Don’t take no for an answer, and argue with you until your milk burns on the stove.
The ones I’ve seen in Spain, they hear ‘no’ and take their leave respectfully.
Which, I believe, is key: yes maybe it’s good for an individual to believe – who’s to judge?
But if the person is coerced and manipulated into believing, I don’t think it’s going to stick.
In my opinion, it’s something that should come from the inside, it should be a person’s own free will and decision.
For selling your art (or anything else) the same thing applies.
Maybe you know, for a dead certain fact, that this or that person would truly benefit from a purchase.
But if they’re pushed over the edge, if they’re made to?
Then I doubt they’ll end up truly happy.
Buyer’s remorse is only seconds removed from a forced purchase, you know.
Instead, you advertise whatever good message or good art you have, and you let the other person make up their minds in their own good time.
THAT’s how you get a happy customer.
And, it’s what I consider an ethical way to sell.
The second lesson is about something these folk do right: They just do. not. give. up.
Regardless of whether or not it’s right to knock on people’s doors, the sheer resilience and stamina they have is impressive.
I mean, imagine what it’s like to see the door close on you, over and over and over again.

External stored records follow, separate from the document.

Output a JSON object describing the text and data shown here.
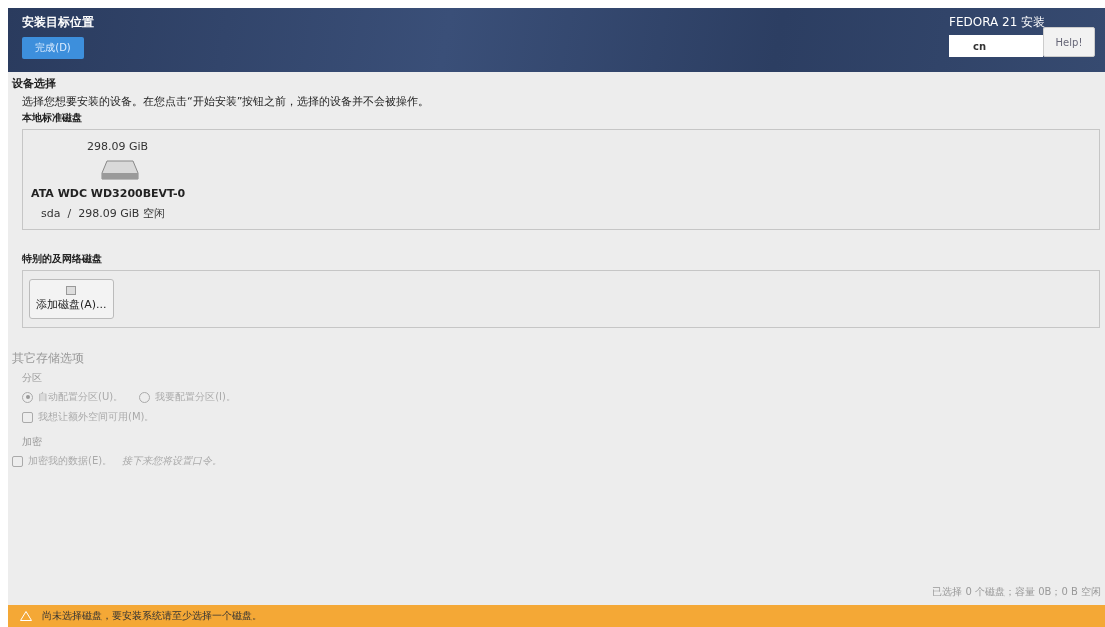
{
  "header": {
    "title": "安装目标位置",
    "done_button": "完成(D)",
    "product": "FEDORA 21 安装",
    "keyboard": "cn",
    "help_button": "Help!"
  },
  "device_selection": {
    "title": "设备选择",
    "description": "选择您想要安装的设备。在您点击“开始安装”按钮之前，选择的设备并不会被操作。",
    "local_disks": {
      "label": "本地标准磁盘",
      "disks": [
        {
          "size": "298.09 GiB",
          "name": "ATA WDC WD3200BEVT-0",
          "device": "sda",
          "separator": "/",
          "free": "298.09 GiB 空闲",
          "selected": false
        }
      ]
    },
    "special_disks": {
      "label": "特别的及网络磁盘",
      "add_button": "添加磁盘(A)..."
    }
  },
  "other_options": {
    "title": "其它存储选项",
    "disabled": true,
    "partitioning": {
      "label": "分区",
      "radios": [
        {
          "label": "自动配置分区(U)。",
          "selected": true
        },
        {
          "label": "我要配置分区(I)。",
          "selected": false
        }
      ],
      "extra_space": {
        "label": "我想让额外空间可用(M)。",
        "checked": false
      }
    },
    "encryption": {
      "label": "加密",
      "checkbox": {
        "label": "加密我的数据(E)。",
        "checked": false
      },
      "note": "接下来您将设置口令。"
    }
  },
  "summary": "已选择 0 个磁盘；容量 0B；0 B 空闲",
  "warning": "尚未选择磁盘，要安装系统请至少选择一个磁盘。"
}
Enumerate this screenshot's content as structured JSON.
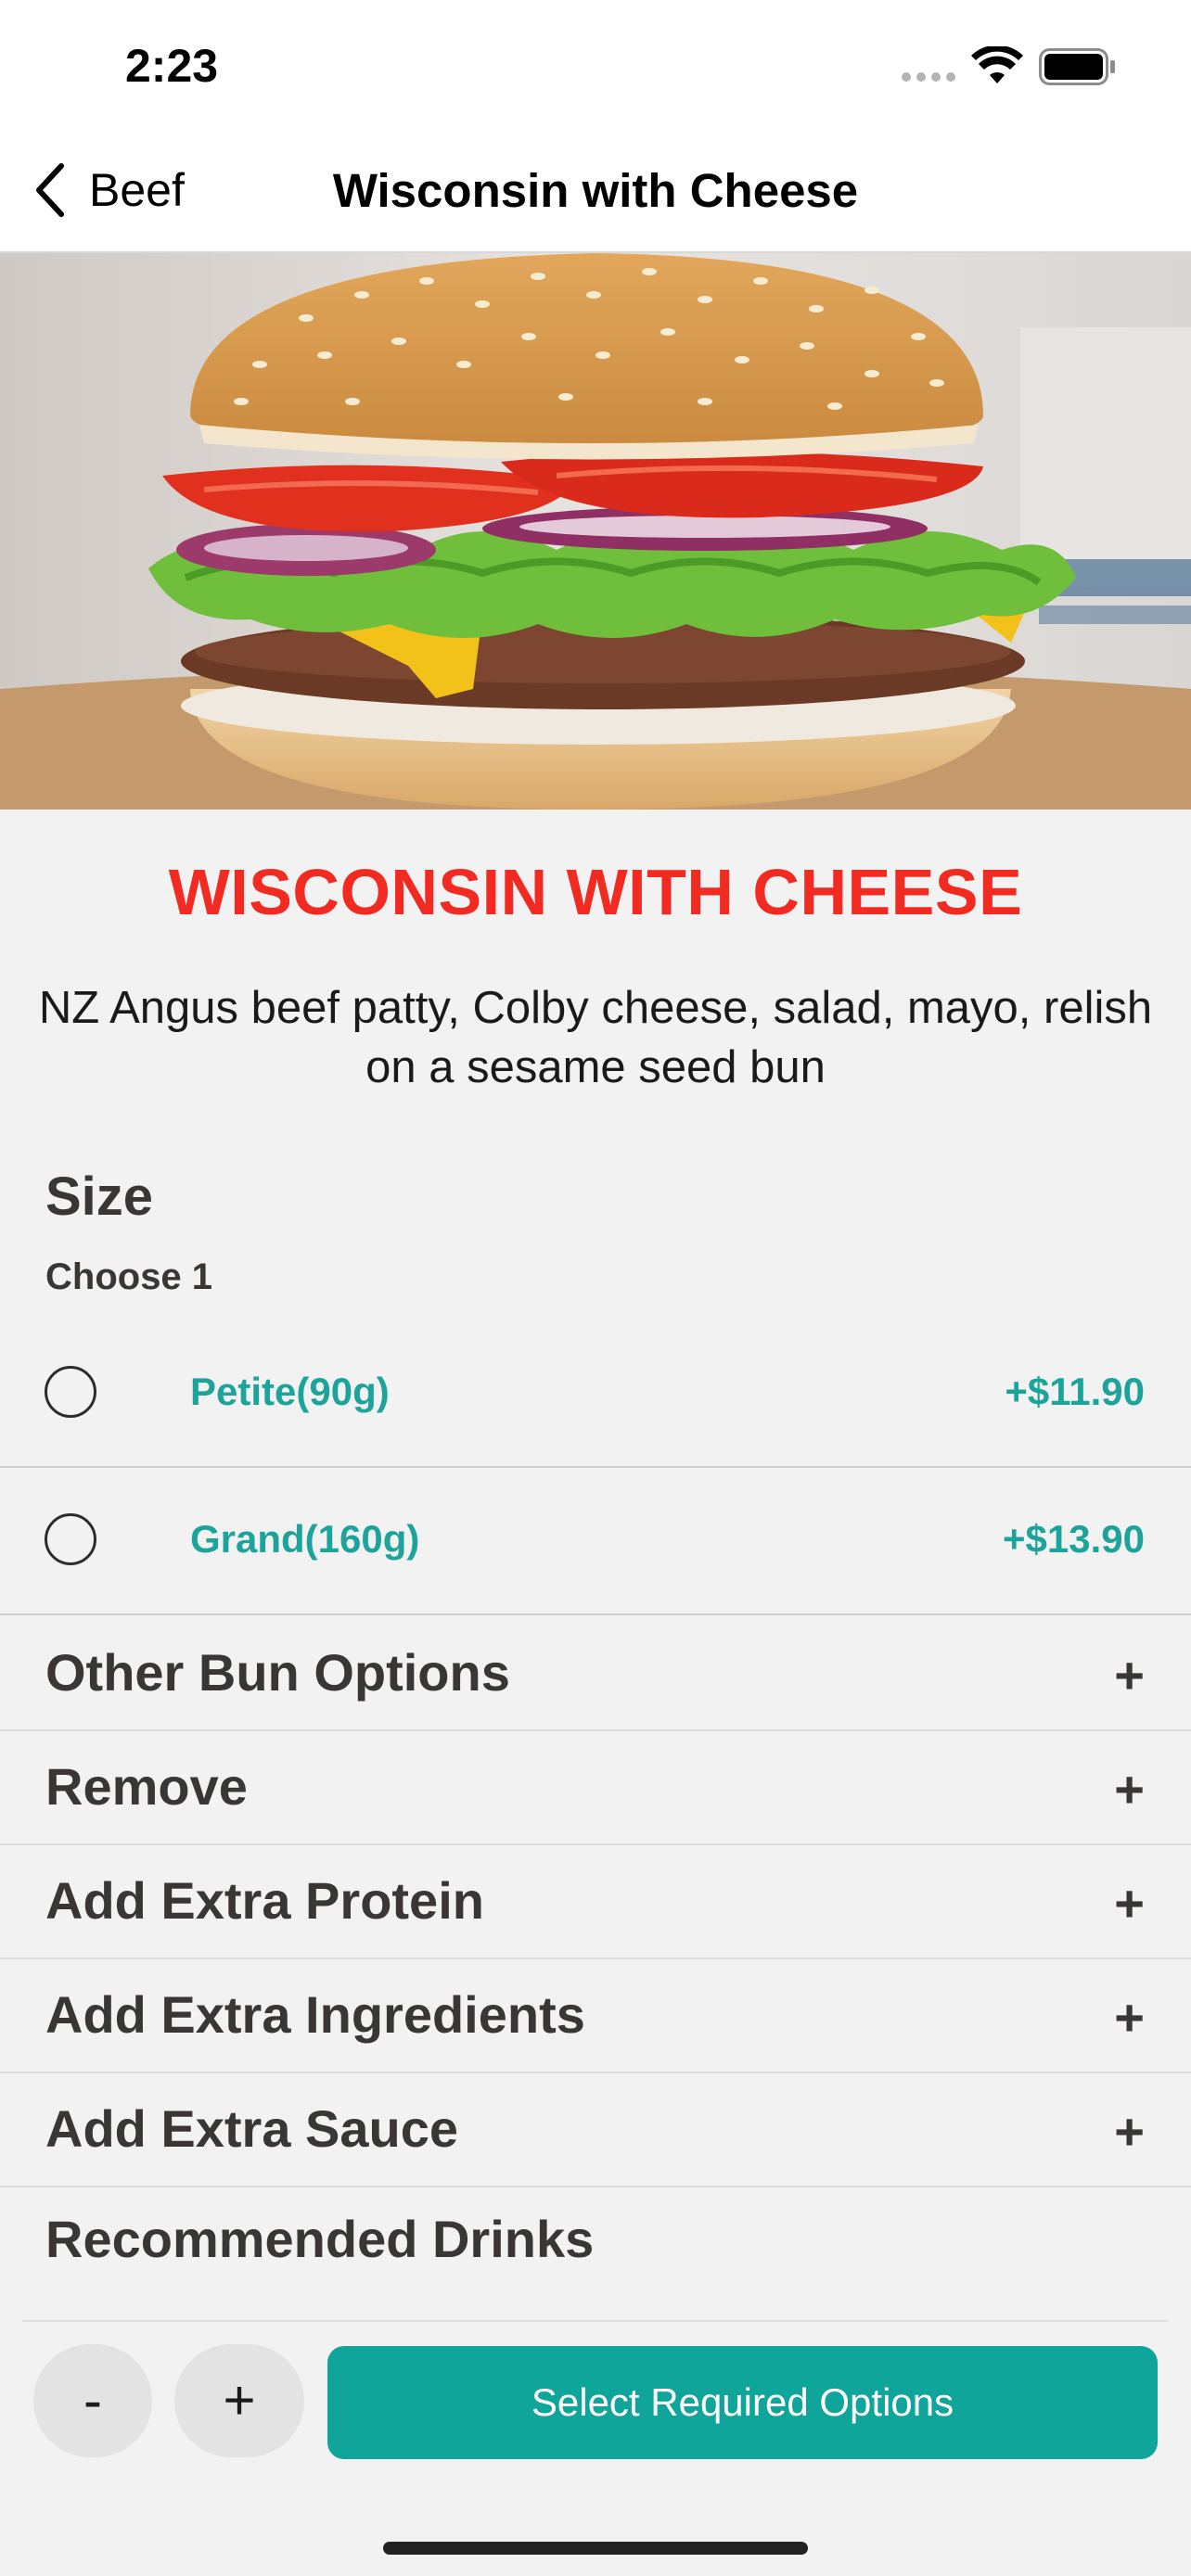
{
  "status_bar": {
    "time": "2:23"
  },
  "nav": {
    "back_label": "Beef",
    "title": "Wisconsin with Cheese"
  },
  "product": {
    "title": "WISCONSIN WITH CHEESE",
    "description": "NZ Angus beef patty, Colby cheese, salad, mayo, relish on a sesame seed bun"
  },
  "size": {
    "title": "Size",
    "subtitle": "Choose 1",
    "options": [
      {
        "label": "Petite(90g)",
        "price": "+$11.90"
      },
      {
        "label": "Grand(160g)",
        "price": "+$13.90"
      }
    ]
  },
  "accordions": [
    {
      "label": "Other Bun Options",
      "icon": "+"
    },
    {
      "label": "Remove",
      "icon": "+"
    },
    {
      "label": "Add Extra Protein",
      "icon": "+"
    },
    {
      "label": "Add Extra Ingredients",
      "icon": "+"
    },
    {
      "label": "Add Extra Sauce",
      "icon": "+"
    }
  ],
  "recommended": {
    "title": "Recommended Drinks"
  },
  "footer": {
    "minus_label": "-",
    "plus_label": "+",
    "cta_label": "Select Required Options"
  },
  "colors": {
    "accent": "#10a59a",
    "title_red": "#f12a22",
    "option_teal": "#1ca49b"
  }
}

It’s tough. Really, really tough.
But they just keep at it – and that’s a lesson we can all take home.
This is why in sales trainings, you learn to cheer when you get turned down.
Because for every no, you know that you’re one step closer to a yes.

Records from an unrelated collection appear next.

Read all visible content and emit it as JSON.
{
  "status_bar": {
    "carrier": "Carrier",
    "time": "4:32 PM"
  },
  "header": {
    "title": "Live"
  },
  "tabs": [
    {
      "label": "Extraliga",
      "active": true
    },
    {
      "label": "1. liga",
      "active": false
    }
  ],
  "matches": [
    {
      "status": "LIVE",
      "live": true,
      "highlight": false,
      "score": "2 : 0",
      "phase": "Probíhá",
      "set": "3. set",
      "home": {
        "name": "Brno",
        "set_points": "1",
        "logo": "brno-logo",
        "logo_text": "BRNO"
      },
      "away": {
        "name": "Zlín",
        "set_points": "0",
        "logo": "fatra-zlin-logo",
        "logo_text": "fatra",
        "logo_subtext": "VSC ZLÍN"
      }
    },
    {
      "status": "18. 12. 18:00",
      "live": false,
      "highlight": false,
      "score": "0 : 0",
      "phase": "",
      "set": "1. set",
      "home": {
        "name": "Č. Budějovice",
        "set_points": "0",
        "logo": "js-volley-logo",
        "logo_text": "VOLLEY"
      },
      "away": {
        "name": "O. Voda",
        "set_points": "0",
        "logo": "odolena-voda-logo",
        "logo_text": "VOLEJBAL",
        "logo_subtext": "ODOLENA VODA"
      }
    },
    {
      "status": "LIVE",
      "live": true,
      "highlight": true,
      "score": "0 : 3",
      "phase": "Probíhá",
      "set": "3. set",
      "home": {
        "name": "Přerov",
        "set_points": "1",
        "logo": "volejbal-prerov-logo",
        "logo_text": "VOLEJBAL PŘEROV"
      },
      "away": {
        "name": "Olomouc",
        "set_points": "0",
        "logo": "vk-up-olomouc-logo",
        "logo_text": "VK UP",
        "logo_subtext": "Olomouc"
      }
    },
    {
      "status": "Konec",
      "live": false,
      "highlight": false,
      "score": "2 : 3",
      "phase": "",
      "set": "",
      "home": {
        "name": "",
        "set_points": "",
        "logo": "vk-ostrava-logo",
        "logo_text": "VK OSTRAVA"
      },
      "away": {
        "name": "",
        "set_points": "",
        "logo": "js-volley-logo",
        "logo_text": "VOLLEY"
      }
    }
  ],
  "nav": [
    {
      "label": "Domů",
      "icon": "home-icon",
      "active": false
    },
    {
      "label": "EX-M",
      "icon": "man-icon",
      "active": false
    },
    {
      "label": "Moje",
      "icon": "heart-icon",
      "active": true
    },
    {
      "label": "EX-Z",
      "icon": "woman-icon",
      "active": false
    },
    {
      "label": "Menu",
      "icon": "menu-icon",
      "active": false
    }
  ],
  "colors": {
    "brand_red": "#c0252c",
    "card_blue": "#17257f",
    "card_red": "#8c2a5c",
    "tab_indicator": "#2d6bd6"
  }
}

If it takes 100 times ‘no’ to get one sale, you know that the faster you get to go through those 100, the faster you get the sale.
And yes, that takes thick skin, and a whole lot of grit.
In the end, there’s a number’s game in sales, no denying it.
You send an email, and another, and another.
And no fishy go bitey.
The worst thing you can do at that point is to say it’s not working.
The best thing you could do?
Send another one.
Alright, I’m off. I have a call with my photography teacher coming up.
Meanwhile, get art sales lessons here –> http://martinstellar.com/leap-to-more-sales/
In your own good time, of course.